2. Snow Globe
Image Credit: marthastewart.com
Kids love snow globes, and now is the perfect time for you and your children to make one. Here’s what you’ll need:
Glue a small kid toy on the inside of the jar’s lid and fill the jar with cold water. Next, add one or two tablespoons of glitter and sequins into the jar and stir before adding a few drops of glycerin. Finally, screw the lid on the jar, or glue it, if you’re concerned that your kids will try to open their new snow globe.
When the lid is tightly sealed, turn the glass jar upside down and shake it to get the glitter and sequins flowing inside. Being a mixture of water and glycerin allows the liquid inside your snow globe to slow the glitter as gravity pulls it down.
Science Fair Project Ideas for Kids: Fifth Grade And Up
If you have older children, you should look for more advanced and cool science project ideas. Look for things that will challenge and encourage your child to learn something new.
1. Tornado In A Bottle
Image Credit: mykidsadventures.com
Teach your child the power behind a tornado with this cool experiment. You’ll need:
- Dishwashing liquid
- Plastic bottle with a cap
Fill the bottle ¾ with water, then add a few drops of dishwashing liquid and a few pinches of glitter. Put the cap on tightly, turn the bottle upside down, and while holding it by the neck, quickly spin it in a circular motion for a few seconds to create a mini-tornado.
This experiment is the result of a centripetal force that is causing the water to rapidly spin around the center of the vortex. Thus, creating a mini bottle tornado.

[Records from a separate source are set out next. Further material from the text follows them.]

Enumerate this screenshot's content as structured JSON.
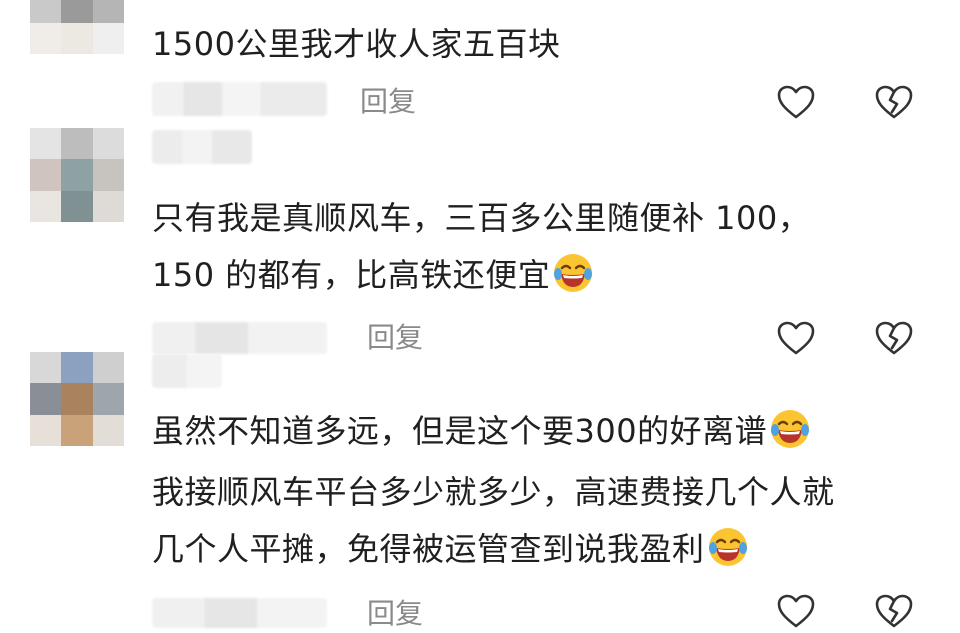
{
  "comments": [
    {
      "lines": [
        "1500公里我才收人家五百块"
      ],
      "reply_label": "回复",
      "like_icon": "heart-outline-icon",
      "dislike_icon": "broken-heart-outline-icon"
    },
    {
      "lines": [
        "只有我是真顺风车，三百多公里随便补 100，",
        "150 的都有，比高铁还便宜"
      ],
      "emoji": "laughing-tears-emoji",
      "reply_label": "回复",
      "like_icon": "heart-outline-icon",
      "dislike_icon": "broken-heart-outline-icon"
    },
    {
      "lines": [
        "虽然不知道多远，但是这个要300的好离谱",
        "我接顺风车平台多少就多少，高速费接几个人就",
        "几个人平摊，免得被运管查到说我盈利"
      ],
      "emoji": "laughing-tears-emoji",
      "reply_label": "回复",
      "like_icon": "heart-outline-icon",
      "dislike_icon": "broken-heart-outline-icon"
    }
  ]
}
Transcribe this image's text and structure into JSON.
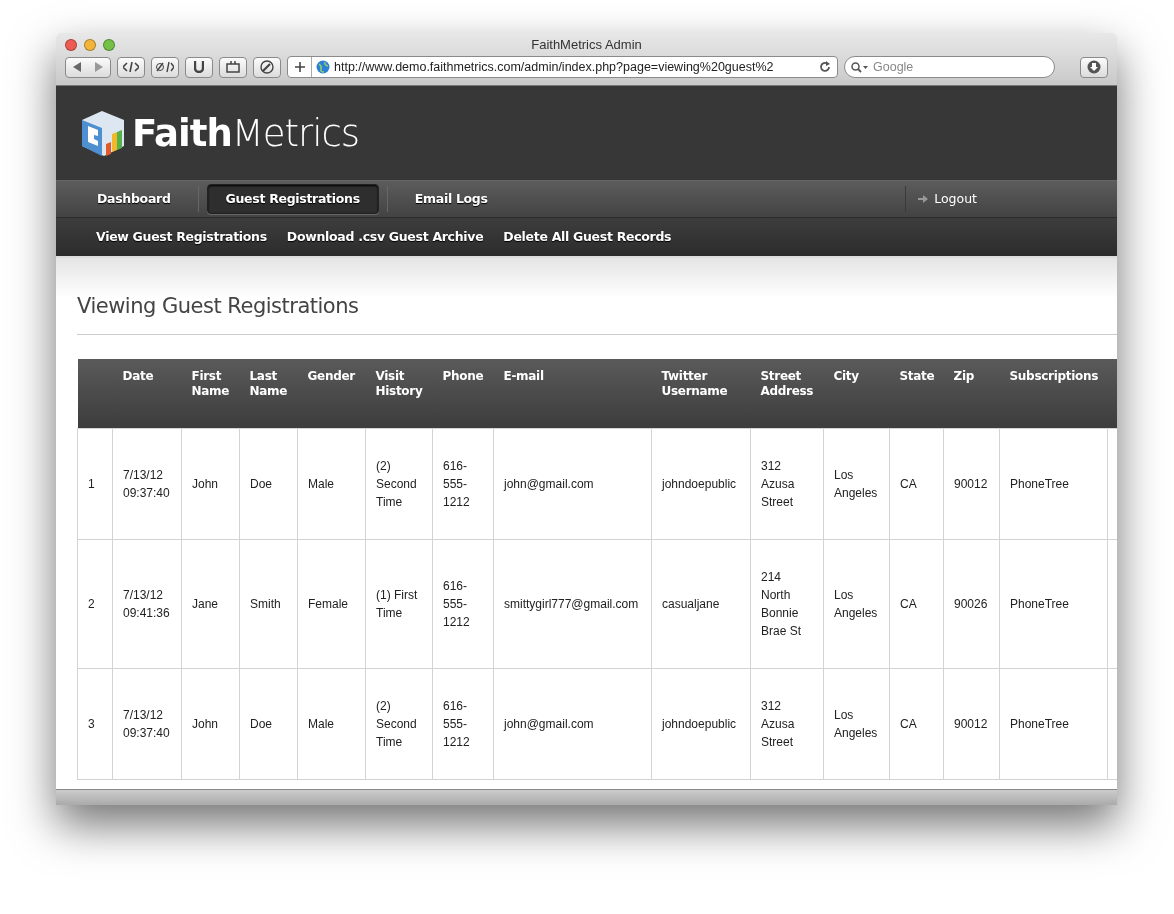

2. Storm In A Glass
With this science experiment, your children can learn how clouds hold water, and what happens when they can’t store it any longer. To make a storm in a glass you’ll need:
- Shaving cream
- A large glass
- Food coloring
- A spoon
- Small bowl
Fill the glass ½ full with water and then spray some shaving cream on top so the glass is ¾ full. Use a spoon to spread the shaving cream evenly, so it creates a flat top.
Mix 10 drops of food coloring with ½ cup of water in a separate small bowl. Finally, gently add the colored water to the top of the shaving cream and see what happens when it gets too heavy.
In this experiment, the shaving cream represents clouds in the sky and the water represents air in the atmosphere. When you add colored water, the shaving cream will hold it just like clouds hold onto water. However, the shaving cream won’t be able to hold on forever and will eventually get too heavy, releasing the colored water in the glass.
Tips For Choosing Science Fair Project Ideas For Kids
Here are some tips that can help you find the right science project that will excite and interest your child.
- Age-Appropriate: There’s nothing more frustrating than trying a project that is too advanced for our skills. Thus, make sure that you choose an age-appropriate project for your kid. This way your child will finish the project successfully and learn new things in the process.
- Consider Your Child’s Interests: Give your kid a chance to explore STEM project ideas that are based on interests they already have.
- Narrow Your Choices: Encourage your kids to select three project ideas and then go over the choices with them. Try to explain the steps involved in each project and let your child pick a favorite.
The school science fair is a great tradition and a fun way to get kids excited about learning. Whether or not your child is involved in this year’s fair, you should always have a stash of science project ideas for kids to encourage STEM learning and get the creativity going.